Another facet to the differing targets of Japanese and American socialism is that Japanese socialism helps all people in society, whereas American socialism helps only a portion of the people -- those least likely to contribute anything useful anyway. This is directly related to the fact that Japanese socialism helps people indirectly while American socialism helps people directly. Everybody in Japan goes to school. Everybody uses public transportation. And everyone benefits from the near-absolute safety that can be found there. Money is taken from everybody and goods are given back to everybody in return. This destroys my primary objection to socialism in the first place -- that it's an unfair and direct transfer of wealth from those who generate the most wealth to those who generate the least, with little or no hope for it turning into a net gain for society. In Japan there are small stores everywhere, owned by individuals and families, but not so many big stores. Everybody engages in capitalism. And I think this is due, at least in part, to the indirect socialism that helps ensure a base level of education and competence for everyone without removing the incentive to generate wealth.

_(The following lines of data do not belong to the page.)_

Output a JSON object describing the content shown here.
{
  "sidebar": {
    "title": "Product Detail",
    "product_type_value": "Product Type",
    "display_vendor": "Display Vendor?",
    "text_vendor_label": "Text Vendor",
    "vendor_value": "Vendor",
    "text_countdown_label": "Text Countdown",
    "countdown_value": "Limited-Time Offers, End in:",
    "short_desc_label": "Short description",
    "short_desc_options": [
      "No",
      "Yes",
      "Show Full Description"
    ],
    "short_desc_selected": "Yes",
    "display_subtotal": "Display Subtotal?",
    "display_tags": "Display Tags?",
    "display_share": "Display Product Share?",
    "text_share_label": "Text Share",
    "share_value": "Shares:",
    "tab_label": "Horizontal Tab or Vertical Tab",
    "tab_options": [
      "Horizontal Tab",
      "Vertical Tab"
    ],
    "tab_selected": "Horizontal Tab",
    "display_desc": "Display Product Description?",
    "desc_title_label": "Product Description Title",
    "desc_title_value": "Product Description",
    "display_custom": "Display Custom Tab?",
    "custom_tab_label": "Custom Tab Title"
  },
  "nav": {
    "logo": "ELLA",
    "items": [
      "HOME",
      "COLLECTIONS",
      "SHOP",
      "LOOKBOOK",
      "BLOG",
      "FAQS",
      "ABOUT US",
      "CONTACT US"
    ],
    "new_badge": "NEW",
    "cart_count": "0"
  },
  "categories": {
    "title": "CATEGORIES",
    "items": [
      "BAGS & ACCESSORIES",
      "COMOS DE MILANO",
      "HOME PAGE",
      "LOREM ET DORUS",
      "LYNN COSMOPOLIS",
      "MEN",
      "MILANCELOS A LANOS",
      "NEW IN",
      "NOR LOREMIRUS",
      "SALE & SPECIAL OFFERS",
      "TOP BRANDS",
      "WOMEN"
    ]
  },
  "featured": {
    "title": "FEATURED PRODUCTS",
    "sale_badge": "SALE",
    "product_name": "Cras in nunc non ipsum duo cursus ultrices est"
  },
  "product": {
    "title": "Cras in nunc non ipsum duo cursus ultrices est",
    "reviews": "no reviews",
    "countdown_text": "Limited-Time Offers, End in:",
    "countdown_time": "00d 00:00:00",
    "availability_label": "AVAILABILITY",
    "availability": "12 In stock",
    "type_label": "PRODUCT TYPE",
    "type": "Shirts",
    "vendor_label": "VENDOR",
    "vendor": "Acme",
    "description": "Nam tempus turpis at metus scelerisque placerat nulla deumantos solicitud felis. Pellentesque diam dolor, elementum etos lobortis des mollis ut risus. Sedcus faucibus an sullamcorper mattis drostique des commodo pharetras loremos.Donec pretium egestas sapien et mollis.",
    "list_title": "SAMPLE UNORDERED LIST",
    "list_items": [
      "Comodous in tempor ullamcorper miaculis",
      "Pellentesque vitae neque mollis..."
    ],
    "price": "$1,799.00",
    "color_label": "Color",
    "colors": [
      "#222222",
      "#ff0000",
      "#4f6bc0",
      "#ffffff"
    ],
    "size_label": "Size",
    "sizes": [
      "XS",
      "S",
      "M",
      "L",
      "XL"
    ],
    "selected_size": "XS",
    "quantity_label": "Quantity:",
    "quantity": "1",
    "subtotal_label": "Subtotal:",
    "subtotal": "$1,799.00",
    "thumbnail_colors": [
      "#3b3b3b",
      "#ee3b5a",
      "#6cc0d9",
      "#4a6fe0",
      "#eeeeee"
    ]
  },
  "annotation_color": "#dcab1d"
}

Unfortunately for Japan, the Japanese seem to have an unhealthy desire for Western culture and ideas. They take it all in, too, without as much thought as I think it should deserve. They want to have the same number of holidays, the same clothes, hairstyles, attitudes and independence. Personally, I think they watch too much Western TV. The tight cohesion between members of Japanese society has done them a lot of good, I think, and they should be wary of breaking it down so quickly. The older Japanese are in fact wary, and are using their remaining time trying to keep Japan true to her old ways, but the youth truly control the future, and the youth are in love with the West. It's saddening to read about the youth throwing off traditions that have been in place over hundreds or a thousand years, and in such a short time, or showing ever-increasing levels of disrespect and disregard for others, because they want so much to be rebellious and independent, like the Americans they admire on TV.
I read recently that Japan is going to try to privatize the education system, cutting off the flow of government funds and trying out an American-style system. I hope it works out well for them, because if there's one thing you don't screw up, it's education. That holds doubly true for Japan, whose only real natural resource is its people.
Anyway, I don't know where this is all going. If I could tell, I'd quit my job and play the stock market. But I do know that some form of civilization has been around for tens of thousands of years at least, and we still haven't gotten it right yet. So it's good to think about.